LONDON (Reuters) - The Fed Cup’s existing format will be scrapped next year when a 12-nation Finals week will be staged in Budapest in April, the International Tennis Federation confirmed on Thursday.
The move follows a revamp of the men’s Davis Cup which will culminate in an 18-nation event in Madrid in November.
At a news conference held at Queen’s Club it was confirmed that Budapest’s Laszlo Papp Sports Arena would host the women’s team event until 2022.
There will be an $18 million prize fund for the Finals with $12 million for players and the rest for national associations, the ITF said.
Four nations, this year’s finalists France and Australia, hosts Hungary and one wildcard, will be exempted through to the Finals with the other eight coming through playoffs in February.
ITF president David Haggerty said it would create a “festival of tennis”.
The move is likely to divide opinion, as the Davis Cup changes did, with former world number one Simona Halep saying this week that she would not be interested in playing if the “home and away” ties were scrapped.

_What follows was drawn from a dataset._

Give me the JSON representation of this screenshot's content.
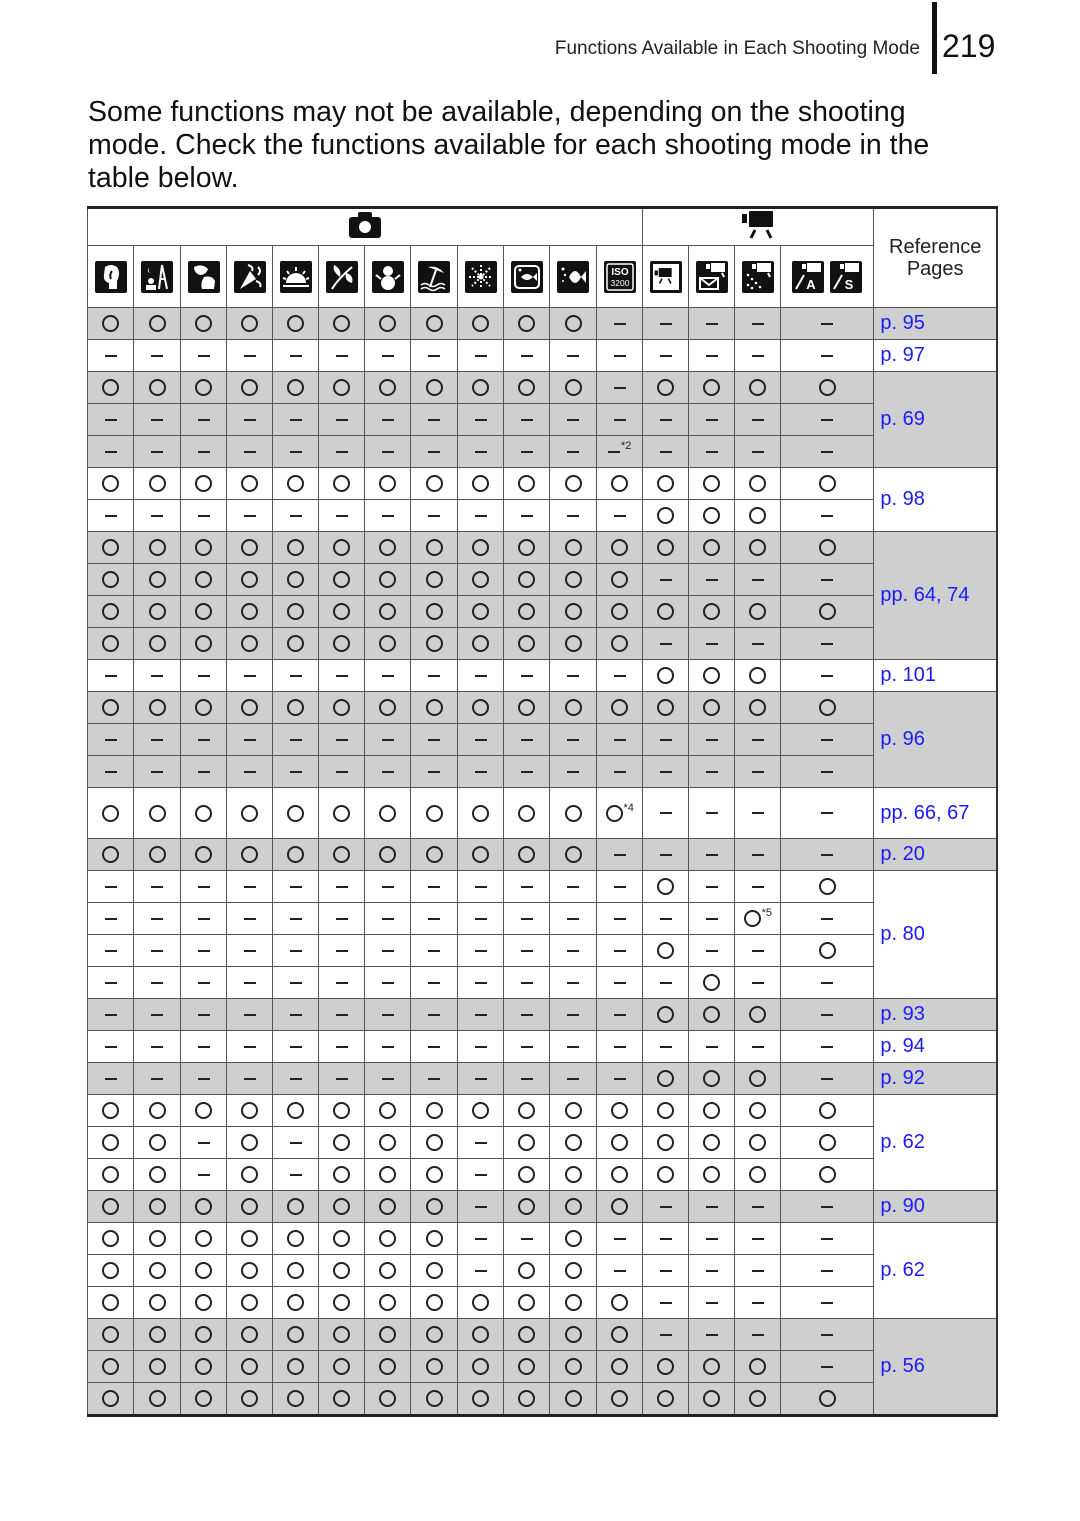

However, the fact the Finals will be staged in April on clay should suit players’ calendars with the European claycourt season about to get into full swing.
The move will also suit nations who have found themselves unable to break into the eight-nation World Group. Twenty nations will now effectively be playing at the elite level of the competition every year.
From 2020 the 12 nations in the Finals will play in a round-robin format, with four groups of three teams, followed by semi-finals and a final.
The two finalists will be guaranteed a place in the following year’s Finals, while the nations finishing third to 10th will contest the following year’s qualifiers.
Matches will consist of two singles and one doubles.
ITF president David Haggerty said the changes, approved by the ITF Board after consultation with the national associations and WTA Tour, would take the event to a new level while “remaining loyal to the historic core of the Fed Cup”.
“We have consulted and listened to stakeholders and worked with the WTA and its Player Council to make sure the new format represents the interests of the players,” he said.
Fed Cup Global Ambassador Billie Jean King, part of the American team who won the first Fed Cup in 1963, said the changes will elevate the profile of the competition.
“These reforms are historic as they reflect the ITF’s commitment to unlocking the Fed Cup’s huge potential,” she said on Thursday. “Hosting a competition with prize money deserving of the world’s best women’s tennis teams and players.”
The 16 nations who will compete for places in the Finals in February are: Belarus, Belgium, Brazil, Canada, Czech Republic, Germany, Great Britain, Japan, Kazakhstan, Latvia, Romania, Russia, Slovakia, Spain, Switzerland and the U.S.
The 2020 Fed Cup champions will receive $3.2 million for the players and $1.2 million for the association.
This year’s final between Australia and France in Perth will be the last staged on “home” soil.
Australian Sam Stosur has mixed feelings about the changes.
“I see it from both sides,” she told Reuters.
“The one week, one location can be good, but the home and away ties are amazing. Even ties we have had away and when we’ve not had anyone cheering for us whatsoever have been some of my best moments on the court.”
Reporting by Martyn Herman; editing by Sudipto Ganguly